RECORDED DATA: Begin

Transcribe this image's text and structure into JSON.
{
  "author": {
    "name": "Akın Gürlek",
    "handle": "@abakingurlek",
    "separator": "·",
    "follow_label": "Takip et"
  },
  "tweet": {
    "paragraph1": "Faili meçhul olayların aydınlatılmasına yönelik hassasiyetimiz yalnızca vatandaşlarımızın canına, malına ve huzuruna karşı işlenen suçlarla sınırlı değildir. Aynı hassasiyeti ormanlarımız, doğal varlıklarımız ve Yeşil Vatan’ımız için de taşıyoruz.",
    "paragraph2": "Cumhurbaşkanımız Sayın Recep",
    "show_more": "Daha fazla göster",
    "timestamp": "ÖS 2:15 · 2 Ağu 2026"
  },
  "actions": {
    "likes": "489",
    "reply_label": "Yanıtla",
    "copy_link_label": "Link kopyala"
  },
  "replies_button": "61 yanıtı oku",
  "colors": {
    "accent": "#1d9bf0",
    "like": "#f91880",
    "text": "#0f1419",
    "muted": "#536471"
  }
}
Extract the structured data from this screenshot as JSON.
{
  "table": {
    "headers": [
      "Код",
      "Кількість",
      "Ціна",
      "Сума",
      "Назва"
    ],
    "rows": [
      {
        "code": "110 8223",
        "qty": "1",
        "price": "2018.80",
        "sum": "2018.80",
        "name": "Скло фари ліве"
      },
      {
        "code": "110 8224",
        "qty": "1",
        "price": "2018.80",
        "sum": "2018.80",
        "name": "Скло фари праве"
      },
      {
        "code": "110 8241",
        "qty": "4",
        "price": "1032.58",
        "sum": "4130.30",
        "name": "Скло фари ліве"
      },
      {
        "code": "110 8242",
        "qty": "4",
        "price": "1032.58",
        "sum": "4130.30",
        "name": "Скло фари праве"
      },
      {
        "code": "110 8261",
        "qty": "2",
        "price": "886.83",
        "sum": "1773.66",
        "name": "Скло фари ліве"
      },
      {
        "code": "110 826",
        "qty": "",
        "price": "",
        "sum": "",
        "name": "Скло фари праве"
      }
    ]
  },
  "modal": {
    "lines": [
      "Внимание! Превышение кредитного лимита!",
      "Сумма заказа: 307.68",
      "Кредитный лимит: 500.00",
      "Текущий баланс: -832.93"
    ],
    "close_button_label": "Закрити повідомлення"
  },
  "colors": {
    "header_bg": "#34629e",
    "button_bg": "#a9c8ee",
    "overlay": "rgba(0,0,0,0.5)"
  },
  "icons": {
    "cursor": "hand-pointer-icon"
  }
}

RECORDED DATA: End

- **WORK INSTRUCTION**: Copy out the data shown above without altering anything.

- **ANSWER FOR THE TASK**:
Transcribe this image's text and structure into JSON.
{
  "author": {
    "name": "Akın Gürlek",
    "handle": "@abakingurlek",
    "separator": "·",
    "follow_label": "Takip et"
  },
  "tweet": {
    "paragraph1": "Faili meçhul olayların aydınlatılmasına yönelik hassasiyetimiz yalnızca vatandaşlarımızın canına, malına ve huzuruna karşı işlenen suçlarla sınırlı değildir. Aynı hassasiyeti ormanlarımız, doğal varlıklarımız ve Yeşil Vatan’ımız için de taşıyoruz.",
    "paragraph2": "Cumhurbaşkanımız Sayın Recep",
    "show_more": "Daha fazla göster",
    "timestamp": "ÖS 2:15 · 2 Ağu 2026"
  },
  "actions": {
    "likes": "489",
    "reply_label": "Yanıtla",
    "copy_link_label": "Link kopyala"
  },
  "replies_button": "61 yanıtı oku",
  "colors": {
    "accent": "#1d9bf0",
    "like": "#f91880",
    "text": "#0f1419",
    "muted": "#536471"
  }
}
Extract the structured data from this screenshot as JSON.
{
  "table": {
    "headers": [
      "Код",
      "Кількість",
      "Ціна",
      "Сума",
      "Назва"
    ],
    "rows": [
      {
        "code": "110 8223",
        "qty": "1",
        "price": "2018.80",
        "sum": "2018.80",
        "name": "Скло фари ліве"
      },
      {
        "code": "110 8224",
        "qty": "1",
        "price": "2018.80",
        "sum": "2018.80",
        "name": "Скло фари праве"
      },
      {
        "code": "110 8241",
        "qty": "4",
        "price": "1032.58",
        "sum": "4130.30",
        "name": "Скло фари ліве"
      },
      {
        "code": "110 8242",
        "qty": "4",
        "price": "1032.58",
        "sum": "4130.30",
        "name": "Скло фари праве"
      },
      {
        "code": "110 8261",
        "qty": "2",
        "price": "886.83",
        "sum": "1773.66",
        "name": "Скло фари ліве"
      },
      {
        "code": "110 826",
        "qty": "",
        "price": "",
        "sum": "",
        "name": "Скло фари праве"
      }
    ]
  },
  "modal": {
    "lines": [
      "Внимание! Превышение кредитного лимита!",
      "Сумма заказа: 307.68",
      "Кредитный лимит: 500.00",
      "Текущий баланс: -832.93"
    ],
    "close_button_label": "Закрити повідомлення"
  },
  "colors": {
    "header_bg": "#34629e",
    "button_bg": "#a9c8ee",
    "overlay": "rgba(0,0,0,0.5)"
  },
  "icons": {
    "cursor": "hand-pointer-icon"
  }
}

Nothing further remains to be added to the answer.